There are photographs of Nebraska Avenue in 1923, bustling with businesses, Model T's and tourists. Back then, Sulphur Springs was more well-known than Tampa.
"Tampa was known for one thing, and that was tobacco," Robinson said. "Sulphur Springs was the resort area. It was considered the Coney Island of Florida."
At the springs themselves in those days, there was a 40-foot water slide and a gator farm, Robinson said. The building on Nebraska Avenue that later became the Sulphur Springs Arcade shopping area was a luxury hotel. The Sulphur Springs Tourist Club, now called the Harbor Club, offered dining and entertainment. But it also housed several small shops, and some residents say it could be considered the country's first shopping mall.
Sulphur Springs was a separate city back then. Eventually workers extended Tampa's trolley system to Sulphur Springs. Seminole Heights sprang up sometime later, along the trolley line.
Many of the museum's artifacts come from a collection owned by Linda Hope, who runs the Penny Saver newspaper.
Hope has never lived in Sulphur Springs but has always felt an affinity for the neighborhood.
"We lived in Seminole Heights, and as a kid I remember coming to Sulphur Springs to shop or have lunch or get my brother a haircut," she said, recalling the neighborhood in the late 1950s. "It was just the place to go. That's where everything was."
The springs became polluted, ending the tourism era in the neighborhood before World War II. In the 1970s, zoning changes brought duplexes and transient residents. Sulphur Springs Arcade, once a beautiful landmark, was razed to create a dog track parking lot.
Local history buffs incorporated the museum several years ago. But it was a "traveling museum," Robinson said. Officials would bring artifacts and memorabilia to community meetings and tell people about Sulphur Springs' history.
Earlier this year, the city decided to donate Mann-Wagnon Memorial Park and the cluster of buildings that were once home to the county parks department offices to three neighborhood cultural groups, including the museum.
The museum is part of what some residents see as a quiet resurgence of Sulphur Springs. New businesses have sprung up along Nebraska Avenue. A community group has secured grants to fill parks with public art. The Springs Theater is once again hosting concerts, and the Florida Orchestra performs regularly at River Tower Park.
It's an exciting time, Robinson said. "Of course we want things to keep getting better.

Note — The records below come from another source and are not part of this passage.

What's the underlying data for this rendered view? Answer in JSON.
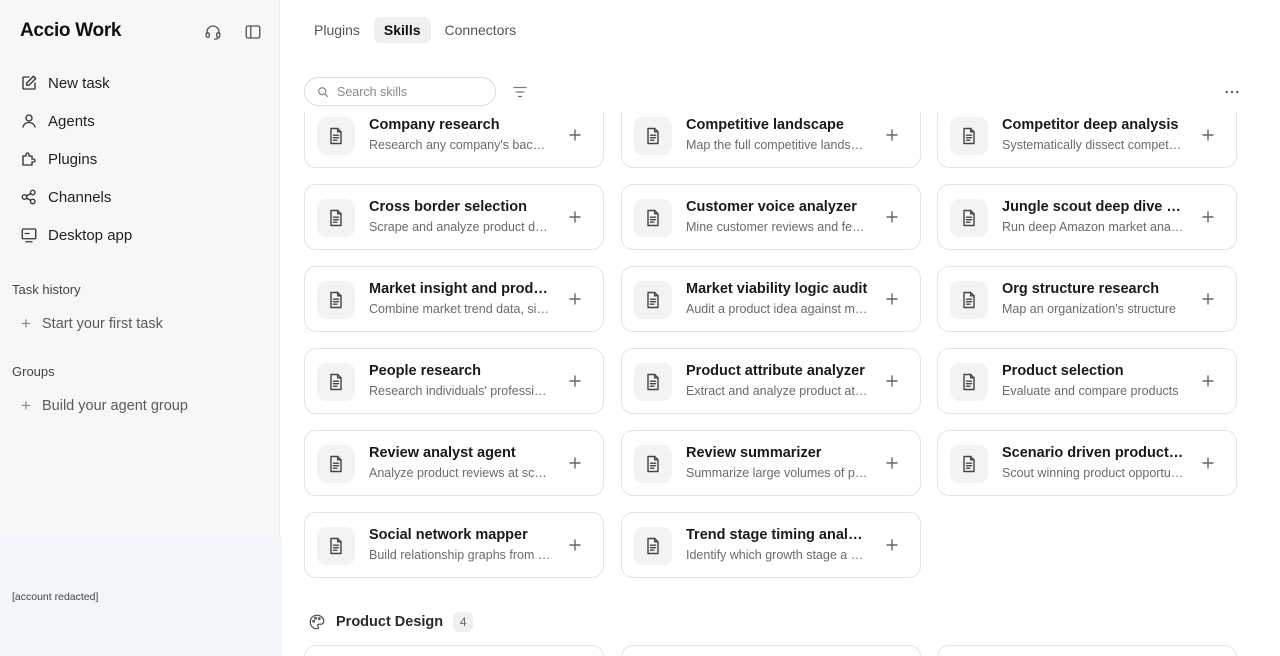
{
  "sidebar": {
    "brand": "Accio Work",
    "support_icon": "headset-icon",
    "toggle_icon": "sidebar-toggle-icon",
    "nav": [
      {
        "label": "New task",
        "icon": "edit-icon"
      },
      {
        "label": "Agents",
        "icon": "user-icon"
      },
      {
        "label": "Plugins",
        "icon": "plugin-icon"
      },
      {
        "label": "Channels",
        "icon": "channels-icon"
      },
      {
        "label": "Desktop app",
        "icon": "monitor-icon"
      }
    ],
    "task_history": {
      "label": "Task history",
      "action": "Start your first task"
    },
    "groups": {
      "label": "Groups",
      "action": "Build your agent group"
    },
    "account": "[account redacted]"
  },
  "tabs": [
    {
      "label": "Plugins",
      "active": false
    },
    {
      "label": "Skills",
      "active": true
    },
    {
      "label": "Connectors",
      "active": false
    }
  ],
  "search": {
    "placeholder": "Search skills",
    "value": ""
  },
  "skills": [
    {
      "title": "Company research",
      "desc": "Research any company's background and more"
    },
    {
      "title": "Competitive landscape",
      "desc": "Map the full competitive landscape of a market"
    },
    {
      "title": "Competitor deep analysis",
      "desc": "Systematically dissect competitors"
    },
    {
      "title": "Cross border selection",
      "desc": "Scrape and analyze product data"
    },
    {
      "title": "Customer voice analyzer",
      "desc": "Mine customer reviews and feedback"
    },
    {
      "title": "Jungle scout deep dive analysis",
      "desc": "Run deep Amazon market analysis"
    },
    {
      "title": "Market insight and product planning",
      "desc": "Combine market trend data, signals"
    },
    {
      "title": "Market viability logic audit",
      "desc": "Audit a product idea against market logic"
    },
    {
      "title": "Org structure research",
      "desc": "Map an organization's structure"
    },
    {
      "title": "People research",
      "desc": "Research individuals' professional background"
    },
    {
      "title": "Product attribute analyzer",
      "desc": "Extract and analyze product attributes"
    },
    {
      "title": "Product selection",
      "desc": "Evaluate and compare products"
    },
    {
      "title": "Review analyst agent",
      "desc": "Analyze product reviews at scale"
    },
    {
      "title": "Review summarizer",
      "desc": "Summarize large volumes of product reviews"
    },
    {
      "title": "Scenario driven product discovery",
      "desc": "Scout winning product opportunities"
    },
    {
      "title": "Social network mapper",
      "desc": "Build relationship graphs from data"
    },
    {
      "title": "Trend stage timing analyzer",
      "desc": "Identify which growth stage a market is in"
    }
  ],
  "next_group": {
    "title": "Product Design",
    "count": "4",
    "icon": "palette-icon"
  },
  "colors": {
    "sidebar_bg": "#f7f7f7",
    "card_border": "#e4e4e4",
    "active_tab_bg": "#f0f0f0"
  }
}
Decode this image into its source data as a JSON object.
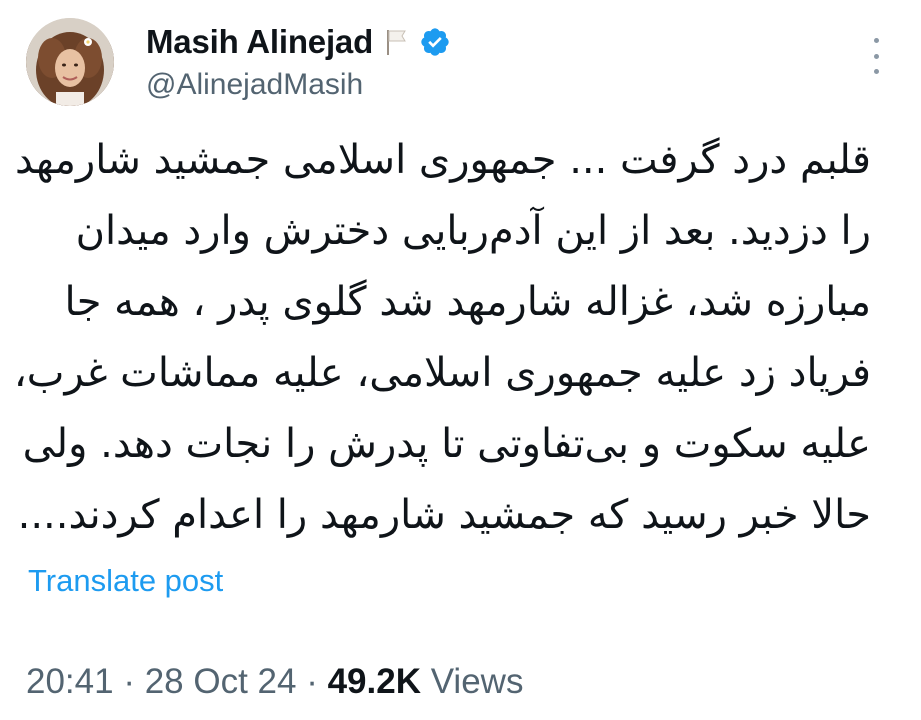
{
  "author": {
    "display_name": "Masih Alinejad",
    "handle": "@AlinejadMasih",
    "flag_icon": "white-flag-icon",
    "verified_icon": "verified-badge-icon",
    "verified_color": "#1d9bf0"
  },
  "more_menu": {
    "icon": "more-vertical-icon"
  },
  "tweet": {
    "lines": [
      "قلبم درد گرفت ... جمهوری اسلامی جمشید شارمهد",
      "را دزدید. بعد از این آدم‌ربایی دخترش وارد میدان",
      "مبارزه شد، غزاله شارمهد شد گلوی پدر ، همه جا",
      "فریاد زد علیه جمهوری اسلامی، علیه مماشات غرب،",
      "علیه سکوت و بی‌تفاوتی تا پدرش را نجات دهد. ولی",
      "حالا خبر رسید که جمشید شارمهد را اعدام کردند...."
    ],
    "translate_label": "Translate post",
    "link_color": "#1d9bf0"
  },
  "meta": {
    "time": "20:41",
    "separator": " · ",
    "date": "28 Oct 24",
    "views_count": "49.2K",
    "views_label": " Views"
  }
}
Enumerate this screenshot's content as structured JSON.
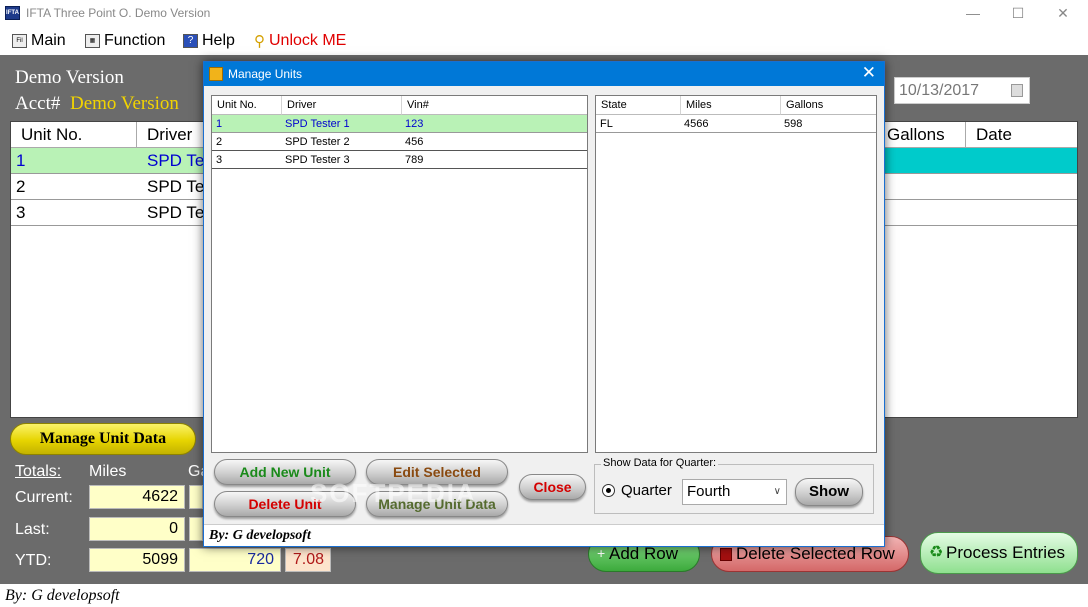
{
  "window": {
    "title": "IFTA Three Point O. Demo Version",
    "icon_text": "IFTA"
  },
  "menu": [
    {
      "label": "Main",
      "icon": "main-icon"
    },
    {
      "label": "Function",
      "icon": "function-icon"
    },
    {
      "label": "Help",
      "icon": "help-icon"
    },
    {
      "label": "Unlock ME",
      "icon": "key-icon",
      "color": "#e00000"
    }
  ],
  "header": {
    "version_label": "Demo Version",
    "acct_label": "Acct#",
    "acct_value": "Demo Version",
    "date": "10/13/2017"
  },
  "main_grid": {
    "columns": [
      "Unit No.",
      "Driver",
      "Gallons",
      "Date"
    ],
    "rows": [
      {
        "unit": "1",
        "driver": "SPD Te"
      },
      {
        "unit": "2",
        "driver": "SPD Te"
      },
      {
        "unit": "3",
        "driver": "SPD Te"
      }
    ]
  },
  "manage_unit_data_btn": "Manage Unit Data",
  "totals": {
    "label": "Totals:",
    "miles_label": "Miles",
    "gallons_label": "Ga",
    "current_label": "Current:",
    "last_label": "Last:",
    "ytd_label": "YTD:",
    "current_miles": "4622",
    "last_miles": "0",
    "ytd_miles": "5099",
    "ytd_gallons": "720",
    "ytd_mpg": "7.08"
  },
  "bottom_buttons": {
    "add_row": "Add Row",
    "delete_row": "Delete Selected Row",
    "process": "Process Entries"
  },
  "status": "By: G developsoft",
  "dialog": {
    "title": "Manage Units",
    "units": {
      "columns": [
        "Unit No.",
        "Driver",
        "Vin#"
      ],
      "rows": [
        {
          "unit": "1",
          "driver": "SPD Tester 1",
          "vin": "123"
        },
        {
          "unit": "2",
          "driver": "SPD Tester 2",
          "vin": "456"
        },
        {
          "unit": "3",
          "driver": "SPD Tester 3",
          "vin": "789"
        }
      ]
    },
    "states": {
      "columns": [
        "State",
        "Miles",
        "Gallons"
      ],
      "rows": [
        {
          "state": "FL",
          "miles": "4566",
          "gallons": "598"
        }
      ]
    },
    "buttons": {
      "add": "Add New Unit",
      "edit": "Edit Selected",
      "delete": "Delete Unit",
      "manage": "Manage Unit Data",
      "close": "Close",
      "show": "Show"
    },
    "quarter": {
      "group_label": "Show Data for Quarter:",
      "radio_label": "Quarter",
      "selected": "Fourth"
    },
    "footer": "By: G developsoft"
  },
  "watermark": "SOFTPEDIA",
  "colors": {
    "selected_row": "#b9f2b6",
    "accent_cyan": "#00cbcb",
    "titlebar_blue": "#0078d7"
  }
}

"But we don't want people who don't know Sulphur Springs coming in an trying to turn it into their own idea of what a neighborhood should be."
Marty Clear can be reached at firstname.lastname@example.org.